**Exercise description:** Could you set down every record below exactly as it appears?

**Web page and app entries:**
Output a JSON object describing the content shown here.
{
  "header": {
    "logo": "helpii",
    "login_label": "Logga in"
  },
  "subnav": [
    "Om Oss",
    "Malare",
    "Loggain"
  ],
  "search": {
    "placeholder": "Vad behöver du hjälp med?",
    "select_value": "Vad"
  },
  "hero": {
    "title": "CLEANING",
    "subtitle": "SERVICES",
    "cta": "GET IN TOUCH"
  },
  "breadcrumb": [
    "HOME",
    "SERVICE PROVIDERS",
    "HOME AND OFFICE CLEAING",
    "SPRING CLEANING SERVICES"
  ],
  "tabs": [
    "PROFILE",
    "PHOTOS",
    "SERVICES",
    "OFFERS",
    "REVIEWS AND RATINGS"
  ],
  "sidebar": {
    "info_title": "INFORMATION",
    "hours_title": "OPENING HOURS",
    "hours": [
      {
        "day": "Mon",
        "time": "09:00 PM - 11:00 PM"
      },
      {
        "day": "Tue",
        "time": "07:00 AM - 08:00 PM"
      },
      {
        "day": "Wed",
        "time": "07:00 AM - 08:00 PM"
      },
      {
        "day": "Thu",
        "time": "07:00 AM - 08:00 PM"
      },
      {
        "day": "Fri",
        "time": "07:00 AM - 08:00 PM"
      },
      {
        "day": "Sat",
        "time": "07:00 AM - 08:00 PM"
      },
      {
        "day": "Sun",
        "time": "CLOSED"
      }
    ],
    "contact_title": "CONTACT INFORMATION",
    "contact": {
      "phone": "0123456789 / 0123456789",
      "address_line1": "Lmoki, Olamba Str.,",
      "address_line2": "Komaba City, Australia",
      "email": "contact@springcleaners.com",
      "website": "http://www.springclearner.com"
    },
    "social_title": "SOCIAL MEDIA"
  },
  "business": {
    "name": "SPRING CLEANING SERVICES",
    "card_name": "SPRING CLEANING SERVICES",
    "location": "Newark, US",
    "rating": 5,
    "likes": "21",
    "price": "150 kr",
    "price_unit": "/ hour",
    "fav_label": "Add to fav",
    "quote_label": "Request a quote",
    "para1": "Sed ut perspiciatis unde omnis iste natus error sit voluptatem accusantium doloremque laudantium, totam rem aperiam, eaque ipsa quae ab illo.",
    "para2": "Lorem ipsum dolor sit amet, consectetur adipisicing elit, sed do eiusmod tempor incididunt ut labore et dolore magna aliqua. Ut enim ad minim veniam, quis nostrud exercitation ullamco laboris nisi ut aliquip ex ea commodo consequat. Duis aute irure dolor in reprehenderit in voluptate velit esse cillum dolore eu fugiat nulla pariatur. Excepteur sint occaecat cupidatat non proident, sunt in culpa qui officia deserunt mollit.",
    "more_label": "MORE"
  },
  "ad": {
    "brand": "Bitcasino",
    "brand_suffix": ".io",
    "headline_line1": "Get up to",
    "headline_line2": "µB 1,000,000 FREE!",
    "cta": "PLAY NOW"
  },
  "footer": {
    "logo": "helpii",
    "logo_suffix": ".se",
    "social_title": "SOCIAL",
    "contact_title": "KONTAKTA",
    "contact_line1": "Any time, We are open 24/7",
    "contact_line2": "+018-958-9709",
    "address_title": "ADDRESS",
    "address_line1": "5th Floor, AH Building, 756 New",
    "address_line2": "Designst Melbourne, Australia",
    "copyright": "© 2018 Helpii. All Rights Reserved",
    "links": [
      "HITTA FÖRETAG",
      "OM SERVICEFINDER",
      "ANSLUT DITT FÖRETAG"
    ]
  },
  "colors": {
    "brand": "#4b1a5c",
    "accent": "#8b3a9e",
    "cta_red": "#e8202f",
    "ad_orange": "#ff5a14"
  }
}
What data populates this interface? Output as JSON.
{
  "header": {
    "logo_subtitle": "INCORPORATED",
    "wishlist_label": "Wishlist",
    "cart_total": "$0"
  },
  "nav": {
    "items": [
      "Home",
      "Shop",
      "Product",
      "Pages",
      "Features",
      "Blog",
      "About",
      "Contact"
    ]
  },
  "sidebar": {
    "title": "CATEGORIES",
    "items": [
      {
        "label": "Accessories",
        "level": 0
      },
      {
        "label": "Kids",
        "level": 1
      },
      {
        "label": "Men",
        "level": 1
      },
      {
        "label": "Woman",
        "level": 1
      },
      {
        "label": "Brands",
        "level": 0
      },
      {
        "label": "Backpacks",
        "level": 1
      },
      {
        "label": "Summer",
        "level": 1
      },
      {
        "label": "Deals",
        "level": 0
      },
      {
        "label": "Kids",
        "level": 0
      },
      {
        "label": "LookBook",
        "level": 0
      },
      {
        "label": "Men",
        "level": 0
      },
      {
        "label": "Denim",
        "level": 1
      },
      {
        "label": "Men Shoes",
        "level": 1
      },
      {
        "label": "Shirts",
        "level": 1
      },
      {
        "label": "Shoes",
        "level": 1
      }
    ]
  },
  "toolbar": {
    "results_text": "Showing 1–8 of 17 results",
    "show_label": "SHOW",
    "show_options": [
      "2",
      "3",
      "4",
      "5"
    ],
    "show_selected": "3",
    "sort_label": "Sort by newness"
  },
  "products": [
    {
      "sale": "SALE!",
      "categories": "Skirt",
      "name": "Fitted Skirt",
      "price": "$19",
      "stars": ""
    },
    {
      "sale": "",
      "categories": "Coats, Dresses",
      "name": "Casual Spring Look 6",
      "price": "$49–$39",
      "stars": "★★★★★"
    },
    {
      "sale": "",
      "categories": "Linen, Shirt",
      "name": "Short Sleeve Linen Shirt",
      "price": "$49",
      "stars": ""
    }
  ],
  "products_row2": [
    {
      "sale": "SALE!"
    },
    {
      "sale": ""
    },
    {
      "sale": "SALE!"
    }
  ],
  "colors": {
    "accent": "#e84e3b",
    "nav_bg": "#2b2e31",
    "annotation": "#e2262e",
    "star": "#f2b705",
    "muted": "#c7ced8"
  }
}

**Finished exercise:**
Output a JSON object describing the content shown here.
{
  "header": {
    "logo": "helpii",
    "login_label": "Logga in"
  },
  "subnav": [
    "Om Oss",
    "Malare",
    "Loggain"
  ],
  "search": {
    "placeholder": "Vad behöver du hjälp med?",
    "select_value": "Vad"
  },
  "hero": {
    "title": "CLEANING",
    "subtitle": "SERVICES",
    "cta": "GET IN TOUCH"
  },
  "breadcrumb": [
    "HOME",
    "SERVICE PROVIDERS",
    "HOME AND OFFICE CLEAING",
    "SPRING CLEANING SERVICES"
  ],
  "tabs": [
    "PROFILE",
    "PHOTOS",
    "SERVICES",
    "OFFERS",
    "REVIEWS AND RATINGS"
  ],
  "sidebar": {
    "info_title": "INFORMATION",
    "hours_title": "OPENING HOURS",
    "hours": [
      {
        "day": "Mon",
        "time": "09:00 PM - 11:00 PM"
      },
      {
        "day": "Tue",
        "time": "07:00 AM - 08:00 PM"
      },
      {
        "day": "Wed",
        "time": "07:00 AM - 08:00 PM"
      },
      {
        "day": "Thu",
        "time": "07:00 AM - 08:00 PM"
      },
      {
        "day": "Fri",
        "time": "07:00 AM - 08:00 PM"
      },
      {
        "day": "Sat",
        "time": "07:00 AM - 08:00 PM"
      },
      {
        "day": "Sun",
        "time": "CLOSED"
      }
    ],
    "contact_title": "CONTACT INFORMATION",
    "contact": {
      "phone": "0123456789 / 0123456789",
      "address_line1": "Lmoki, Olamba Str.,",
      "address_line2": "Komaba City, Australia",
      "email": "contact@springcleaners.com",
      "website": "http://www.springclearner.com"
    },
    "social_title": "SOCIAL MEDIA"
  },
  "business": {
    "name": "SPRING CLEANING SERVICES",
    "card_name": "SPRING CLEANING SERVICES",
    "location": "Newark, US",
    "rating": 5,
    "likes": "21",
    "price": "150 kr",
    "price_unit": "/ hour",
    "fav_label": "Add to fav",
    "quote_label": "Request a quote",
    "para1": "Sed ut perspiciatis unde omnis iste natus error sit voluptatem accusantium doloremque laudantium, totam rem aperiam, eaque ipsa quae ab illo.",
    "para2": "Lorem ipsum dolor sit amet, consectetur adipisicing elit, sed do eiusmod tempor incididunt ut labore et dolore magna aliqua. Ut enim ad minim veniam, quis nostrud exercitation ullamco laboris nisi ut aliquip ex ea commodo consequat. Duis aute irure dolor in reprehenderit in voluptate velit esse cillum dolore eu fugiat nulla pariatur. Excepteur sint occaecat cupidatat non proident, sunt in culpa qui officia deserunt mollit.",
    "more_label": "MORE"
  },
  "ad": {
    "brand": "Bitcasino",
    "brand_suffix": ".io",
    "headline_line1": "Get up to",
    "headline_line2": "µB 1,000,000 FREE!",
    "cta": "PLAY NOW"
  },
  "footer": {
    "logo": "helpii",
    "logo_suffix": ".se",
    "social_title": "SOCIAL",
    "contact_title": "KONTAKTA",
    "contact_line1": "Any time, We are open 24/7",
    "contact_line2": "+018-958-9709",
    "address_title": "ADDRESS",
    "address_line1": "5th Floor, AH Building, 756 New",
    "address_line2": "Designst Melbourne, Australia",
    "copyright": "© 2018 Helpii. All Rights Reserved",
    "links": [
      "HITTA FÖRETAG",
      "OM SERVICEFINDER",
      "ANSLUT DITT FÖRETAG"
    ]
  },
  "colors": {
    "brand": "#4b1a5c",
    "accent": "#8b3a9e",
    "cta_red": "#e8202f",
    "ad_orange": "#ff5a14"
  }
}
What data populates this interface? Output as JSON.
{
  "header": {
    "logo_subtitle": "INCORPORATED",
    "wishlist_label": "Wishlist",
    "cart_total": "$0"
  },
  "nav": {
    "items": [
      "Home",
      "Shop",
      "Product",
      "Pages",
      "Features",
      "Blog",
      "About",
      "Contact"
    ]
  },
  "sidebar": {
    "title": "CATEGORIES",
    "items": [
      {
        "label": "Accessories",
        "level": 0
      },
      {
        "label": "Kids",
        "level": 1
      },
      {
        "label": "Men",
        "level": 1
      },
      {
        "label": "Woman",
        "level": 1
      },
      {
        "label": "Brands",
        "level": 0
      },
      {
        "label": "Backpacks",
        "level": 1
      },
      {
        "label": "Summer",
        "level": 1
      },
      {
        "label": "Deals",
        "level": 0
      },
      {
        "label": "Kids",
        "level": 0
      },
      {
        "label": "LookBook",
        "level": 0
      },
      {
        "label": "Men",
        "level": 0
      },
      {
        "label": "Denim",
        "level": 1
      },
      {
        "label": "Men Shoes",
        "level": 1
      },
      {
        "label": "Shirts",
        "level": 1
      },
      {
        "label": "Shoes",
        "level": 1
      }
    ]
  },
  "toolbar": {
    "results_text": "Showing 1–8 of 17 results",
    "show_label": "SHOW",
    "show_options": [
      "2",
      "3",
      "4",
      "5"
    ],
    "show_selected": "3",
    "sort_label": "Sort by newness"
  },
  "products": [
    {
      "sale": "SALE!",
      "categories": "Skirt",
      "name": "Fitted Skirt",
      "price": "$19",
      "stars": ""
    },
    {
      "sale": "",
      "categories": "Coats, Dresses",
      "name": "Casual Spring Look 6",
      "price": "$49–$39",
      "stars": "★★★★★"
    },
    {
      "sale": "",
      "categories": "Linen, Shirt",
      "name": "Short Sleeve Linen Shirt",
      "price": "$49",
      "stars": ""
    }
  ],
  "products_row2": [
    {
      "sale": "SALE!"
    },
    {
      "sale": ""
    },
    {
      "sale": "SALE!"
    }
  ],
  "colors": {
    "accent": "#e84e3b",
    "nav_bg": "#2b2e31",
    "annotation": "#e2262e",
    "star": "#f2b705",
    "muted": "#c7ced8"
  }
}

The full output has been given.